Thursday, May 5, 2011: 6 miles
Another sunny, beautiful day created an opportunity for a fun stewardship project on the way to Tiltill Valley. The recent storms had created a number of tree falls across the trail, so students enjoyed moving large branches as a team or breaking smaller branches off of trunks to clear the trail. The going was slow due to the amount of damage to the trail, but the group arrived to the beautiful and very flooded Tiltill Valley just before lunch time. After lunch, the expedition participated in an activity where they debated the merits of Hetch Hetchy Valley from the viewpoint of various stakeholders in the early 1900s. The hike down was much faster and the group celebrated by playing the game “Camouflage.” After dinner, the evening program consisted of three parts: S’mores, a discussion of what people had learned about other members of the group, and a talent show. The talent show was pretty spectacular for a group of only 9 people, including fortune telling, a magic trick, the game “Big Booty,” singing, and a twirling routine (using trekking poles).

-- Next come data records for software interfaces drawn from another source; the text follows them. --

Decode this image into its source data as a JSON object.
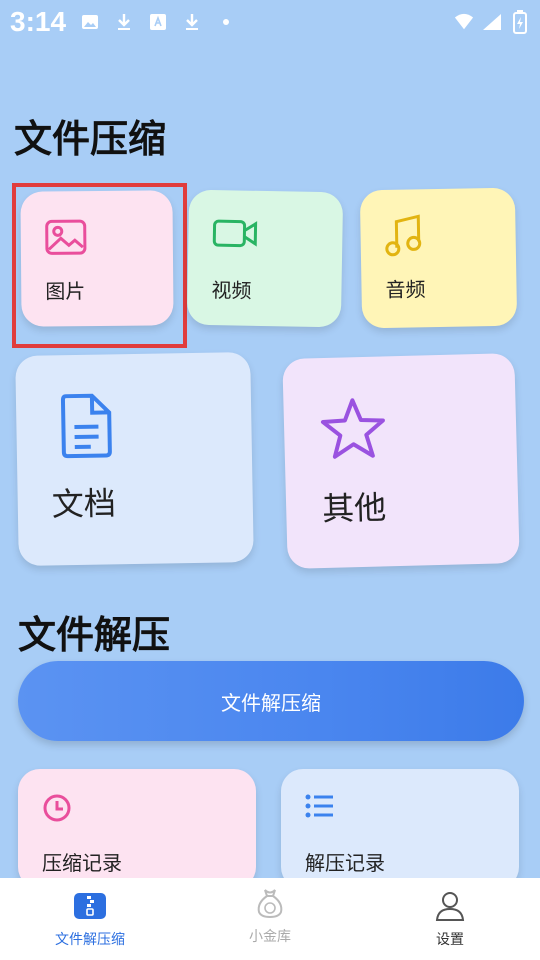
{
  "status_bar": {
    "time": "3:14"
  },
  "compress_section": {
    "title": "文件压缩",
    "items": [
      {
        "label": "图片",
        "icon": "image-icon",
        "color": "#e94e9c",
        "bg": "#fde3f1"
      },
      {
        "label": "视频",
        "icon": "video-camera-icon",
        "color": "#29b463",
        "bg": "#d9f7e4"
      },
      {
        "label": "音频",
        "icon": "music-note-icon",
        "color": "#e2b411",
        "bg": "#fff5b7"
      },
      {
        "label": "文档",
        "icon": "document-icon",
        "color": "#3b82ee",
        "bg": "#dce9fc"
      },
      {
        "label": "其他",
        "icon": "star-icon",
        "color": "#9a52e0",
        "bg": "#f2e4fb"
      }
    ]
  },
  "decompress_section": {
    "title": "文件解压",
    "button_label": "文件解压缩"
  },
  "records": [
    {
      "label": "压缩记录",
      "icon": "clock-icon",
      "color": "#e94e9c",
      "bg": "#fde3f1"
    },
    {
      "label": "解压记录",
      "icon": "list-icon",
      "color": "#3b82ee",
      "bg": "#dce9fc"
    }
  ],
  "tabbar": {
    "tabs": [
      {
        "label": "文件解压缩",
        "icon": "zip-file-icon",
        "active": true
      },
      {
        "label": "小金库",
        "icon": "money-bag-icon",
        "active": false
      },
      {
        "label": "设置",
        "icon": "user-icon",
        "active": false
      }
    ],
    "active_color": "#2c6fe0"
  }
}
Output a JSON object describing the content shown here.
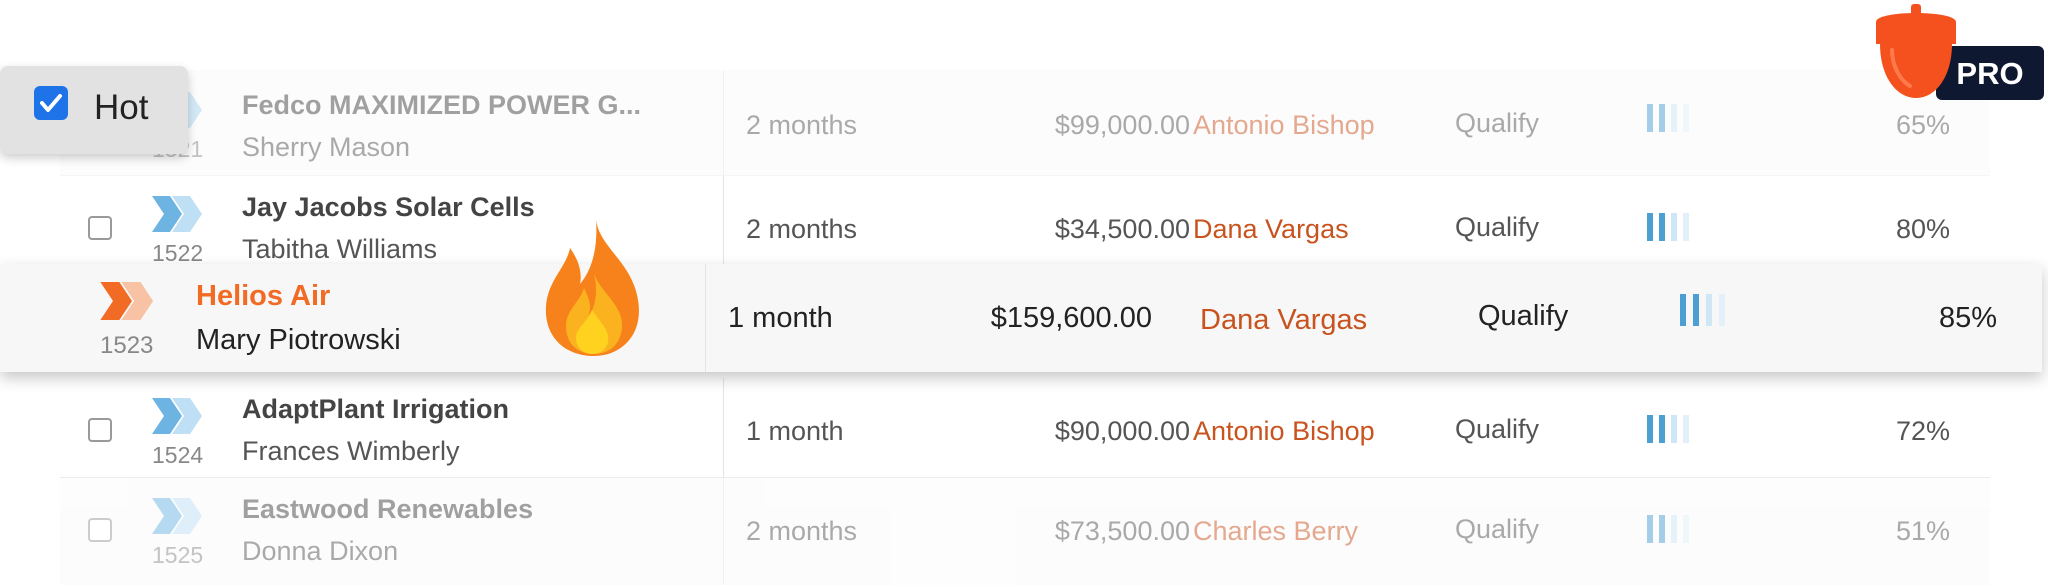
{
  "hot_toggle": {
    "label": "Hot",
    "checked": true
  },
  "badge": {
    "label": "PRO",
    "icon": "acorn-icon"
  },
  "rows": [
    {
      "id": "1521",
      "company": "Fedco MAXIMIZED POWER G...",
      "contact": "Sherry Mason",
      "age": "2 months",
      "amount": "$99,000.00",
      "owner": "Antonio Bishop",
      "stage": "Qualify",
      "probability": "65%"
    },
    {
      "id": "1522",
      "company": "Jay Jacobs Solar Cells",
      "contact": "Tabitha Williams",
      "age": "2 months",
      "amount": "$34,500.00",
      "owner": "Dana Vargas",
      "stage": "Qualify",
      "probability": "80%"
    },
    {
      "id": "1523",
      "company": "Helios Air",
      "contact": "Mary Piotrowski",
      "age": "1 month",
      "amount": "$159,600.00",
      "owner": "Dana Vargas",
      "stage": "Qualify",
      "probability": "85%",
      "hot": true
    },
    {
      "id": "1524",
      "company": "AdaptPlant Irrigation",
      "contact": "Frances Wimberly",
      "age": "1 month",
      "amount": "$90,000.00",
      "owner": "Antonio Bishop",
      "stage": "Qualify",
      "probability": "72%"
    },
    {
      "id": "1525",
      "company": "Eastwood Renewables",
      "contact": "Donna Dixon",
      "age": "2 months",
      "amount": "$73,500.00",
      "owner": "Charles Berry",
      "stage": "Qualify",
      "probability": "51%"
    }
  ],
  "colors": {
    "accent_orange": "#f26b25",
    "owner_text": "#c8531f",
    "chevron_blue": "#4b9fd2",
    "chevron_orange": "#f26b25",
    "badge_navy": "#0e1931"
  },
  "icons": {
    "row_status": "chevron-stage-icon",
    "hot_marker": "fire-icon"
  }
}
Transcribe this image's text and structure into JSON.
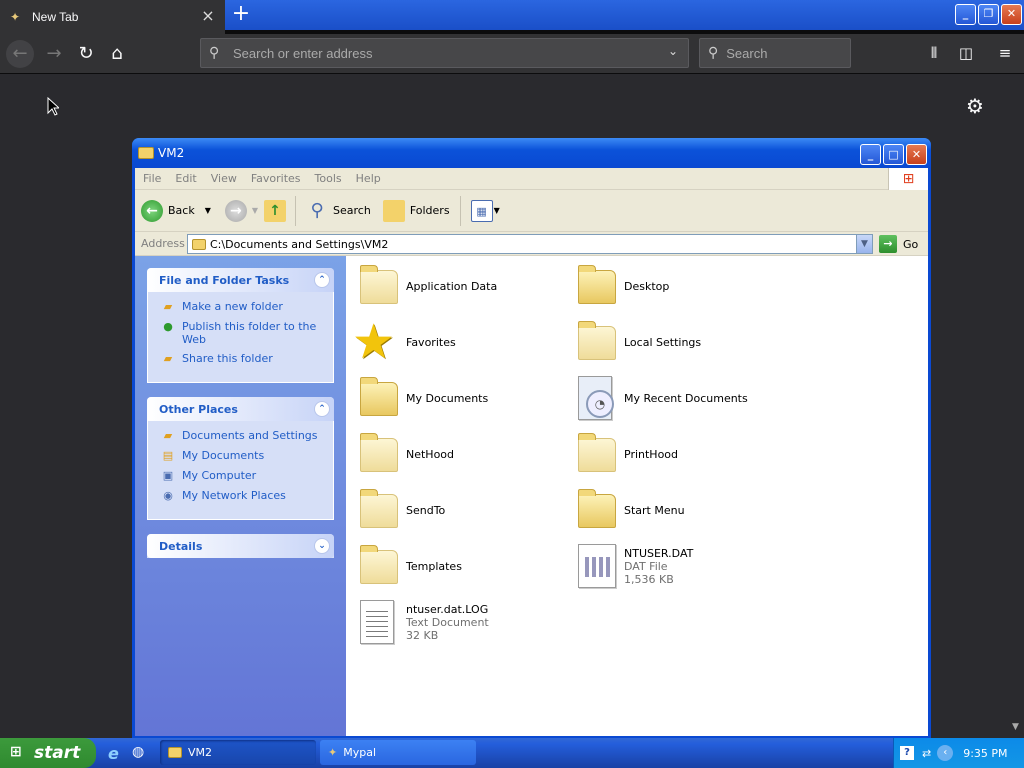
{
  "browser": {
    "tab_title": "New Tab",
    "url_placeholder": "Search or enter address",
    "search_placeholder": "Search"
  },
  "explorer": {
    "window_title": "VM2",
    "menu": [
      "File",
      "Edit",
      "View",
      "Favorites",
      "Tools",
      "Help"
    ],
    "toolbar": {
      "back": "Back",
      "search": "Search",
      "folders": "Folders"
    },
    "address_label": "Address",
    "address_value": "C:\\Documents and Settings\\VM2",
    "go_label": "Go",
    "tasks": {
      "file_folder_title": "File and Folder Tasks",
      "file_folder_items": [
        "Make a new folder",
        "Publish this folder to the Web",
        "Share this folder"
      ],
      "other_places_title": "Other Places",
      "other_places_items": [
        "Documents and Settings",
        "My Documents",
        "My Computer",
        "My Network Places"
      ],
      "details_title": "Details"
    },
    "files": [
      {
        "name": "Application Data",
        "type": "folder-faded"
      },
      {
        "name": "Desktop",
        "type": "folder"
      },
      {
        "name": "Favorites",
        "type": "star"
      },
      {
        "name": "Local Settings",
        "type": "folder-faded"
      },
      {
        "name": "My Documents",
        "type": "folder"
      },
      {
        "name": "My Recent Documents",
        "type": "recent"
      },
      {
        "name": "NetHood",
        "type": "folder-faded"
      },
      {
        "name": "PrintHood",
        "type": "folder-faded"
      },
      {
        "name": "SendTo",
        "type": "folder-faded"
      },
      {
        "name": "Start Menu",
        "type": "folder"
      },
      {
        "name": "Templates",
        "type": "folder-faded"
      },
      {
        "name": "NTUSER.DAT",
        "type": "dat",
        "sub1": "DAT File",
        "sub2": "1,536 KB"
      },
      {
        "name": "ntuser.dat.LOG",
        "type": "text",
        "sub1": "Text Document",
        "sub2": "32 KB"
      }
    ]
  },
  "taskbar": {
    "start_label": "start",
    "tasks": [
      "VM2",
      "Mypal"
    ],
    "clock": "9:35 PM"
  }
}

Friday, May 6, 2011: 7 miles With a seven mile hike and a 2pm departure looming over their heads, the group woke up just before sunrise to get packing, eat a quick breakfast, and head on the trail. The cool morning was a welcome respite to the previous days of sweaty hiking. The Ding Dong Ninjas moved faster than any other day this week…until they hit Wapama Falls, which appeared as a raging torrent across the bridge! No one was spared the wrath of the cold spray and group sprinted to the nearest sunny spot to dry off. A little later, the expedition stopped for an early lunch and extended journal time, including a discussion of what wilderness meant to them and how they would take the experience home. After an exuberant jaunt through the bore tunnel at Hetch Hetchy dam, the group arrived, exhausted and proud, at the parking lot where they had started. Layers of dirt were removed, clothes were changed, and the group gathered one more time to reflect on what they would remember from the trip before heading home to Reedley.